The Tufted deer has a black-brown tuft on the head. A distinctive feature of this deer is its short and not completely branchy antlers. These deer live in the forests of South and Southeast Asia.
The largest population of the whitetail deer is in the USA state of Virginia. The name was due to the characteristic white color of the tail. The length of the white-tailed deer is up to 1 meter with a weight of about 150 kg.
The sika deer has beautiful white spots on its red fur. The sika deer has medium size; its length is 1.6-1.8 meters, with a weight of 95-112 kg. The sika deer lives in the Far East, in the middle zone of the Russian Federation and in the Caucasus.

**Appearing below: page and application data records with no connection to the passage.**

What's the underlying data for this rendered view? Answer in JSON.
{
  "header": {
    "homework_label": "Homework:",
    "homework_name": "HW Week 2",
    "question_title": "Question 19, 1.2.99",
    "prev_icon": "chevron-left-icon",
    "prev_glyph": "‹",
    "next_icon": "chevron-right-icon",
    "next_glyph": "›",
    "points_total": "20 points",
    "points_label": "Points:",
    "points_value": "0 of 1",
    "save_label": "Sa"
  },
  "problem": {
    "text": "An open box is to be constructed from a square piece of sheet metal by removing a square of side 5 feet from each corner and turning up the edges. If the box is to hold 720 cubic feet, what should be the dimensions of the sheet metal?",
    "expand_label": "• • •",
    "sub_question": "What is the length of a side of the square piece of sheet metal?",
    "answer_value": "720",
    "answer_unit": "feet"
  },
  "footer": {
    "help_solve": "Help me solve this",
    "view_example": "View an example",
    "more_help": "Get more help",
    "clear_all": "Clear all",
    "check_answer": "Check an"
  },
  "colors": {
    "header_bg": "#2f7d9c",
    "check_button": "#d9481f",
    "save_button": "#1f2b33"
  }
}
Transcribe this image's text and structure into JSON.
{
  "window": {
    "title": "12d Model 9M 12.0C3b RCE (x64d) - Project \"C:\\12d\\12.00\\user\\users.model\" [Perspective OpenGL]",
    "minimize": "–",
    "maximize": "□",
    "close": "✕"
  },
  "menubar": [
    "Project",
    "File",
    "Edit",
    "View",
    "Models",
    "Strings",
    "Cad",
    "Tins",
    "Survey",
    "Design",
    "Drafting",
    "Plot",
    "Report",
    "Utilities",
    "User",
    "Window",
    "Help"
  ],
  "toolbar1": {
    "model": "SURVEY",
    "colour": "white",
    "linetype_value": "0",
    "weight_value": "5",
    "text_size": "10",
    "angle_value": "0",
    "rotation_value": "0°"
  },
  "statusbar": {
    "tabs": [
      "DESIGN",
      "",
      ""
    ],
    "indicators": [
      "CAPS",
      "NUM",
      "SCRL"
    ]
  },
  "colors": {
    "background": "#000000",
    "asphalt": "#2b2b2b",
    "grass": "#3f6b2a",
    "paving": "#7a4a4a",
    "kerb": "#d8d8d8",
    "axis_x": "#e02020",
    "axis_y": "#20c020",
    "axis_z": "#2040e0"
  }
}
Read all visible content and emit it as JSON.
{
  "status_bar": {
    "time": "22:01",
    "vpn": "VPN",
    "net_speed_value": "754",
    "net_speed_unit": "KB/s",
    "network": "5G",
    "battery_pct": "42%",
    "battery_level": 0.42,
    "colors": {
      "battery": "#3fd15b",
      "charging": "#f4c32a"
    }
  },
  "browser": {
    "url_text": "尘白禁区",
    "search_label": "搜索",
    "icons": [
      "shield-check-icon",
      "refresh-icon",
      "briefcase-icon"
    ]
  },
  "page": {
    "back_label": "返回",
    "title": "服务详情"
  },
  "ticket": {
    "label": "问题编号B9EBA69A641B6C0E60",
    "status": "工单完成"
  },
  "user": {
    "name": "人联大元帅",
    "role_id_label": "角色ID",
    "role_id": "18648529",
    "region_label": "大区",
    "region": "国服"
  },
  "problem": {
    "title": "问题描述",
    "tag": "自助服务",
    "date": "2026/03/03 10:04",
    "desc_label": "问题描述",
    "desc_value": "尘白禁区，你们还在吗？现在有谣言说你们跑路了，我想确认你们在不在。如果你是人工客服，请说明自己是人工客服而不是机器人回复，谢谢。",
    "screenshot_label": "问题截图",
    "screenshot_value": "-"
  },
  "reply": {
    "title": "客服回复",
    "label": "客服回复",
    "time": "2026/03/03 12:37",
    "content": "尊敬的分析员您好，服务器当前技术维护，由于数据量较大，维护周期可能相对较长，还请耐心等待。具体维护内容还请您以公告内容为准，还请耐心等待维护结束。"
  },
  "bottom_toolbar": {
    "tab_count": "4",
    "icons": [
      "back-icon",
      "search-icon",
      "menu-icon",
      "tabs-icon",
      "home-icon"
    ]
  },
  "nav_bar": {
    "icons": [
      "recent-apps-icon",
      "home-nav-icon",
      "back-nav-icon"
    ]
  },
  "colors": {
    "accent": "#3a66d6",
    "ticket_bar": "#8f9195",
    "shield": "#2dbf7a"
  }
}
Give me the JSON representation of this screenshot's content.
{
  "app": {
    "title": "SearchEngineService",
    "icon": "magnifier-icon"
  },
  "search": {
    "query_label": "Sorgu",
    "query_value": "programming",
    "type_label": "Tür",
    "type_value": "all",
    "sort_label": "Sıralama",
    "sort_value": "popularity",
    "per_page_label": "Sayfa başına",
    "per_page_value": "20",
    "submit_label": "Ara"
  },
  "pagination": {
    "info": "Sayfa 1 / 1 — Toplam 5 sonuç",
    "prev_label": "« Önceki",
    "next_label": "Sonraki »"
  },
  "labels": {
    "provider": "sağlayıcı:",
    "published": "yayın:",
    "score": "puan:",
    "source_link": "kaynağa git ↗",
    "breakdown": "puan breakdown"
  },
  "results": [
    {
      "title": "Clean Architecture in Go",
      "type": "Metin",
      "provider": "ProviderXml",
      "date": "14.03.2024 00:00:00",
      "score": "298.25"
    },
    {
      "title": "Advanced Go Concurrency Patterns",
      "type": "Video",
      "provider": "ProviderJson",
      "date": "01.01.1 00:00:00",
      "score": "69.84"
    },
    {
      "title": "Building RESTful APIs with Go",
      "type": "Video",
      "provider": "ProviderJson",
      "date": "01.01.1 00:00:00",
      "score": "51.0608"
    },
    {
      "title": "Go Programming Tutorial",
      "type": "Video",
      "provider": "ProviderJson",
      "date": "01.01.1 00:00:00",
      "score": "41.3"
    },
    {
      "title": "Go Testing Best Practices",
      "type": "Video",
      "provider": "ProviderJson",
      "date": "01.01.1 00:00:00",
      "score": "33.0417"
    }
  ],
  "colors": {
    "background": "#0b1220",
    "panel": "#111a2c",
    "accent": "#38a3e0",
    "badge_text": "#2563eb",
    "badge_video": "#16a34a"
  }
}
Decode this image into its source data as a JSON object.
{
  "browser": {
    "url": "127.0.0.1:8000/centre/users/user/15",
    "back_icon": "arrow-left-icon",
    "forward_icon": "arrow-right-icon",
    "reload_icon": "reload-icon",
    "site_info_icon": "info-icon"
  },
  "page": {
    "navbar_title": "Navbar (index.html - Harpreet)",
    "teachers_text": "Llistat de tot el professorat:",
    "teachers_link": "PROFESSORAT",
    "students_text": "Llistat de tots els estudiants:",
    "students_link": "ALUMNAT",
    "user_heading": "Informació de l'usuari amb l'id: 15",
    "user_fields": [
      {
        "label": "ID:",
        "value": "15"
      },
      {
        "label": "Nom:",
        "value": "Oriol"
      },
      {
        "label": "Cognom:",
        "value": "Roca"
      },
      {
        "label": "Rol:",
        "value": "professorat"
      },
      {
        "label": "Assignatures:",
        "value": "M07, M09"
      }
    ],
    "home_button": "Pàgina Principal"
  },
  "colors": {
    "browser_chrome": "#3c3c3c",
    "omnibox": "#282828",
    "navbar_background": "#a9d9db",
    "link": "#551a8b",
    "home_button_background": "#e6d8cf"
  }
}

Deer have a harem and polygamous life. The herd of these animals is headed by a strong male, which mates with several females. This male deer protects his “ladies” from other competing males. In the fight for females, the male deer make the real duels, colliding with their antlers.
Deer reach sexual maturity early; by two years the female deer is able to give birth to the young baby deer. Males become sexually mature at 2-3 years. Pregnancy of deer lasts 6-9 months (depending on the species). Usually, only one small deer is born at a time. Only in rare cases, there can be twins. Small deer have a spotted color, which serves as an excellent disguise from predators.
Interesting Facts About Deer
- Deer antlers have healing properties in the treatment of hypertension and nervous diseases.
- The deer was revered as a sacred animal in many nations. For example, the Maya Indians sometimes even called themselves “deer people”, and the deer was considered to be their main pedigree forefather. Ancient Celts believed that the deer is a symbol of the Sun, fertility, and vitality.
- The image of a deer can be found often in medieval heraldry, where the deer symbolized grace and moderation.
References and Further Reading
- McLintock, A. H., ed. (1966). “Deer”. Te Ara: An Encyclopaedia of New Zealand.
- Groves, C. (2007). “Family Cervidae”. In Prothero, D. R.; Foss, S. E. (eds.). The Evolution of Artiodactyls (Illustrated ed.). Baltimore, USA: Johns Hopkins University Press. pp. 249–56. ISBN 978-0-801-88735-2.
- Kingdon, J. (2015). The Kingdon Field Guide to African Mammals (2nd ed.). London, UK: Bloomsbury Publishing. p. 499. ISBN 978-1-4729-2531-2.
- Jameson, E. W.; Peeters, H. J., Jr. (2004). Mammals of California (Revised ed.). Berkeley, USA: University of California Press. p. 241. ISBN 978-0-520-23582-3.
- Long, C. A. (2008). The Wild Mammals of Wisconsin. Sofia, Bulgaria: Pensoft. p. 439. ISBN 9789546423139.
- Prothero, D. R.; Schoch, R. M. (2002). Horns, Tusks, and Flippers: The Evolution of Hoofed Mammals. Baltimore, USA: Johns Hopkins University Press. pp. 61–84. ISBN 978-0-8018-7135-1.
- Kurta, A. (1995). Mammals of the Great Lakes Region (1st ed.). Michigan, USA: University of Michigan Press. pp. 260–1. ISBN 978-0-472-06497-7.
- Geist, V. (1998). Deer of the World: Their Evolution, Behaviour and Ecology (1st ed.). Mechanicsburg, USA: Stackpole Books. pp. 1–54. ISBN 978-0-8117-0496-0.
- Armstrong, D. M.; Fitzgerald, J. P.; Meaney, C. A. (2011). Mammals of Colorado (2nd ed.). Colorado, USA: University Press of Colorado. p. 445. ISBN 978-1-60732-048-7.